[DATASET RECORDS]

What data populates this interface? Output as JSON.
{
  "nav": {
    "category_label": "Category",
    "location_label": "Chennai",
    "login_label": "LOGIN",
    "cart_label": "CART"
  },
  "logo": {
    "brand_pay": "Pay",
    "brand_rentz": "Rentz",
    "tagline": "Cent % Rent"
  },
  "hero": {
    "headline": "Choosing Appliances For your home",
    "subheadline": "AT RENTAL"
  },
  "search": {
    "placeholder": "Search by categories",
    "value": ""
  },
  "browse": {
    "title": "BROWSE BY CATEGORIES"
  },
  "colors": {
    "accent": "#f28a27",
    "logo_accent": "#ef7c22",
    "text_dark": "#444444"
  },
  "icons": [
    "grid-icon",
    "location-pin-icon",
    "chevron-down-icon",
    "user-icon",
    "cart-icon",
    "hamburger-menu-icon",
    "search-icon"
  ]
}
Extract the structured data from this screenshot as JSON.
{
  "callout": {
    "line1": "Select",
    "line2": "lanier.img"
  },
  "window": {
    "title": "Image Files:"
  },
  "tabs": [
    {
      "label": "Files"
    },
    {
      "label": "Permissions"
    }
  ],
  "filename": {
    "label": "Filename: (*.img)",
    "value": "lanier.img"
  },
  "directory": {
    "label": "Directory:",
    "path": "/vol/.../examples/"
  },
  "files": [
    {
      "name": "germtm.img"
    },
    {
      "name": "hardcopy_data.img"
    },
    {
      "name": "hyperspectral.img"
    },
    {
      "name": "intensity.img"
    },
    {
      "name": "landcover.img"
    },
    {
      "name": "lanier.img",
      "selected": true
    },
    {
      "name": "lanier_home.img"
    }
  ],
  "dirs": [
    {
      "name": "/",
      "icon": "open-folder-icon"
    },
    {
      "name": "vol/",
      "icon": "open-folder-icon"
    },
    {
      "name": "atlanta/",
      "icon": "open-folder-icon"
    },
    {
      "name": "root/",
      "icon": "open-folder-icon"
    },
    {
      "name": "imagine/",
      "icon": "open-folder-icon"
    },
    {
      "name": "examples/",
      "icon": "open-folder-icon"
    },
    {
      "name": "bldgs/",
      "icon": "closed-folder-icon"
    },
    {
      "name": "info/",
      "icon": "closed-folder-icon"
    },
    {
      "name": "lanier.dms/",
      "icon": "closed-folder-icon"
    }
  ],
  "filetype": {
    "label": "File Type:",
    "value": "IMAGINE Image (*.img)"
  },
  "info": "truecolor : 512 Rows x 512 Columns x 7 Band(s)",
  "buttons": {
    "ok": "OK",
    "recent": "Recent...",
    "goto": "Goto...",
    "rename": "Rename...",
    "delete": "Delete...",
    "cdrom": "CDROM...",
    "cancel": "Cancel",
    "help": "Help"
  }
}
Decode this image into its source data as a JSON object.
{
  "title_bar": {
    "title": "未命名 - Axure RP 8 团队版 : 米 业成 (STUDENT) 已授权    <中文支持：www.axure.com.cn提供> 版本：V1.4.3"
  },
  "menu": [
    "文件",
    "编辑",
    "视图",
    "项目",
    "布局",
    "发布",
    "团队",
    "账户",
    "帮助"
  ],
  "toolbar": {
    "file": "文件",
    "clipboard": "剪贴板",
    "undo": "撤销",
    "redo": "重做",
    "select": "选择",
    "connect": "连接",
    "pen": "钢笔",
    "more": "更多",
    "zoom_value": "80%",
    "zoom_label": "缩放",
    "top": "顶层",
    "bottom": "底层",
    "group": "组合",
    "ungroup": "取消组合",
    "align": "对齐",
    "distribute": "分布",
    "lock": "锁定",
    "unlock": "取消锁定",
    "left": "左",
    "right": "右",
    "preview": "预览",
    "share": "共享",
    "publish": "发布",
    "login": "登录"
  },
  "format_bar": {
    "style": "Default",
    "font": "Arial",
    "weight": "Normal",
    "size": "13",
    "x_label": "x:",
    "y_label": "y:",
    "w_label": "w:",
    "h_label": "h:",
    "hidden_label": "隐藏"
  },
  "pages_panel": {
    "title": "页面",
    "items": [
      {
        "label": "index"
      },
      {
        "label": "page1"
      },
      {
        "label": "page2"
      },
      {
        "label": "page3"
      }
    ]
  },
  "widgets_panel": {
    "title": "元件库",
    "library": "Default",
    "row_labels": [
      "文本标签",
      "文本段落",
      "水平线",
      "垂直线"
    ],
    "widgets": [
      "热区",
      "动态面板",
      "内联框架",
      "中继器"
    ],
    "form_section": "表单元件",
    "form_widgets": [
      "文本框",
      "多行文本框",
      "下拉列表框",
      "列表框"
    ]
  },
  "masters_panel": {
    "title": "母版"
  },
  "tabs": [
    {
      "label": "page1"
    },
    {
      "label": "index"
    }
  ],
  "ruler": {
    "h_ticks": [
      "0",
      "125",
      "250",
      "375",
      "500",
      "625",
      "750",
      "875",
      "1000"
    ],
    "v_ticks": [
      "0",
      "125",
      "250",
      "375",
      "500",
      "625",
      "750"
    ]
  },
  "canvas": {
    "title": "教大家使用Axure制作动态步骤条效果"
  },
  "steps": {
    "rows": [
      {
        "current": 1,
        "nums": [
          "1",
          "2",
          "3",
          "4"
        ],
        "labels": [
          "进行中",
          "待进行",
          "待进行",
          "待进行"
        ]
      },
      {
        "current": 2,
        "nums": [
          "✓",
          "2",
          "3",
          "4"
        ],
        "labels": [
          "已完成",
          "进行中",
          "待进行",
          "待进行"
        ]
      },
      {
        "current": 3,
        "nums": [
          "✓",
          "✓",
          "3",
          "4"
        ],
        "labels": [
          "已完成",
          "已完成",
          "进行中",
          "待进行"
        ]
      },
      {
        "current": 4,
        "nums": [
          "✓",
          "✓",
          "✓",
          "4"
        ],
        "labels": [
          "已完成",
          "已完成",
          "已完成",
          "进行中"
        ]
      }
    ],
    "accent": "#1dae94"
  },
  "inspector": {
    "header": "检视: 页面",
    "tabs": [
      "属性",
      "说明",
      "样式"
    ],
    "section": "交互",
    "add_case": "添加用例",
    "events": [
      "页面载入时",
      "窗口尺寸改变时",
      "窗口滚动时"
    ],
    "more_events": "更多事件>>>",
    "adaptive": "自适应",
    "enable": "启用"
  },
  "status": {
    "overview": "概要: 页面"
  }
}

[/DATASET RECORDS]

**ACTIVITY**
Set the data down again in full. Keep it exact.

**ANSWER SECTION**
What data populates this interface? Output as JSON.
{
  "nav": {
    "category_label": "Category",
    "location_label": "Chennai",
    "login_label": "LOGIN",
    "cart_label": "CART"
  },
  "logo": {
    "brand_pay": "Pay",
    "brand_rentz": "Rentz",
    "tagline": "Cent % Rent"
  },
  "hero": {
    "headline": "Choosing Appliances For your home",
    "subheadline": "AT RENTAL"
  },
  "search": {
    "placeholder": "Search by categories",
    "value": ""
  },
  "browse": {
    "title": "BROWSE BY CATEGORIES"
  },
  "colors": {
    "accent": "#f28a27",
    "logo_accent": "#ef7c22",
    "text_dark": "#444444"
  },
  "icons": [
    "grid-icon",
    "location-pin-icon",
    "chevron-down-icon",
    "user-icon",
    "cart-icon",
    "hamburger-menu-icon",
    "search-icon"
  ]
}
Extract the structured data from this screenshot as JSON.
{
  "callout": {
    "line1": "Select",
    "line2": "lanier.img"
  },
  "window": {
    "title": "Image Files:"
  },
  "tabs": [
    {
      "label": "Files"
    },
    {
      "label": "Permissions"
    }
  ],
  "filename": {
    "label": "Filename: (*.img)",
    "value": "lanier.img"
  },
  "directory": {
    "label": "Directory:",
    "path": "/vol/.../examples/"
  },
  "files": [
    {
      "name": "germtm.img"
    },
    {
      "name": "hardcopy_data.img"
    },
    {
      "name": "hyperspectral.img"
    },
    {
      "name": "intensity.img"
    },
    {
      "name": "landcover.img"
    },
    {
      "name": "lanier.img",
      "selected": true
    },
    {
      "name": "lanier_home.img"
    }
  ],
  "dirs": [
    {
      "name": "/",
      "icon": "open-folder-icon"
    },
    {
      "name": "vol/",
      "icon": "open-folder-icon"
    },
    {
      "name": "atlanta/",
      "icon": "open-folder-icon"
    },
    {
      "name": "root/",
      "icon": "open-folder-icon"
    },
    {
      "name": "imagine/",
      "icon": "open-folder-icon"
    },
    {
      "name": "examples/",
      "icon": "open-folder-icon"
    },
    {
      "name": "bldgs/",
      "icon": "closed-folder-icon"
    },
    {
      "name": "info/",
      "icon": "closed-folder-icon"
    },
    {
      "name": "lanier.dms/",
      "icon": "closed-folder-icon"
    }
  ],
  "filetype": {
    "label": "File Type:",
    "value": "IMAGINE Image (*.img)"
  },
  "info": "truecolor : 512 Rows x 512 Columns x 7 Band(s)",
  "buttons": {
    "ok": "OK",
    "recent": "Recent...",
    "goto": "Goto...",
    "rename": "Rename...",
    "delete": "Delete...",
    "cdrom": "CDROM...",
    "cancel": "Cancel",
    "help": "Help"
  }
}
Decode this image into its source data as a JSON object.
{
  "title_bar": {
    "title": "未命名 - Axure RP 8 团队版 : 米 业成 (STUDENT) 已授权    <中文支持：www.axure.com.cn提供> 版本：V1.4.3"
  },
  "menu": [
    "文件",
    "编辑",
    "视图",
    "项目",
    "布局",
    "发布",
    "团队",
    "账户",
    "帮助"
  ],
  "toolbar": {
    "file": "文件",
    "clipboard": "剪贴板",
    "undo": "撤销",
    "redo": "重做",
    "select": "选择",
    "connect": "连接",
    "pen": "钢笔",
    "more": "更多",
    "zoom_value": "80%",
    "zoom_label": "缩放",
    "top": "顶层",
    "bottom": "底层",
    "group": "组合",
    "ungroup": "取消组合",
    "align": "对齐",
    "distribute": "分布",
    "lock": "锁定",
    "unlock": "取消锁定",
    "left": "左",
    "right": "右",
    "preview": "预览",
    "share": "共享",
    "publish": "发布",
    "login": "登录"
  },
  "format_bar": {
    "style": "Default",
    "font": "Arial",
    "weight": "Normal",
    "size": "13",
    "x_label": "x:",
    "y_label": "y:",
    "w_label": "w:",
    "h_label": "h:",
    "hidden_label": "隐藏"
  },
  "pages_panel": {
    "title": "页面",
    "items": [
      {
        "label": "index"
      },
      {
        "label": "page1"
      },
      {
        "label": "page2"
      },
      {
        "label": "page3"
      }
    ]
  },
  "widgets_panel": {
    "title": "元件库",
    "library": "Default",
    "row_labels": [
      "文本标签",
      "文本段落",
      "水平线",
      "垂直线"
    ],
    "widgets": [
      "热区",
      "动态面板",
      "内联框架",
      "中继器"
    ],
    "form_section": "表单元件",
    "form_widgets": [
      "文本框",
      "多行文本框",
      "下拉列表框",
      "列表框"
    ]
  },
  "masters_panel": {
    "title": "母版"
  },
  "tabs": [
    {
      "label": "page1"
    },
    {
      "label": "index"
    }
  ],
  "ruler": {
    "h_ticks": [
      "0",
      "125",
      "250",
      "375",
      "500",
      "625",
      "750",
      "875",
      "1000"
    ],
    "v_ticks": [
      "0",
      "125",
      "250",
      "375",
      "500",
      "625",
      "750"
    ]
  },
  "canvas": {
    "title": "教大家使用Axure制作动态步骤条效果"
  },
  "steps": {
    "rows": [
      {
        "current": 1,
        "nums": [
          "1",
          "2",
          "3",
          "4"
        ],
        "labels": [
          "进行中",
          "待进行",
          "待进行",
          "待进行"
        ]
      },
      {
        "current": 2,
        "nums": [
          "✓",
          "2",
          "3",
          "4"
        ],
        "labels": [
          "已完成",
          "进行中",
          "待进行",
          "待进行"
        ]
      },
      {
        "current": 3,
        "nums": [
          "✓",
          "✓",
          "3",
          "4"
        ],
        "labels": [
          "已完成",
          "已完成",
          "进行中",
          "待进行"
        ]
      },
      {
        "current": 4,
        "nums": [
          "✓",
          "✓",
          "✓",
          "4"
        ],
        "labels": [
          "已完成",
          "已完成",
          "已完成",
          "进行中"
        ]
      }
    ],
    "accent": "#1dae94"
  },
  "inspector": {
    "header": "检视: 页面",
    "tabs": [
      "属性",
      "说明",
      "样式"
    ],
    "section": "交互",
    "add_case": "添加用例",
    "events": [
      "页面载入时",
      "窗口尺寸改变时",
      "窗口滚动时"
    ],
    "more_events": "更多事件>>>",
    "adaptive": "自适应",
    "enable": "启用"
  },
  "status": {
    "overview": "概要: 页面"
  }
}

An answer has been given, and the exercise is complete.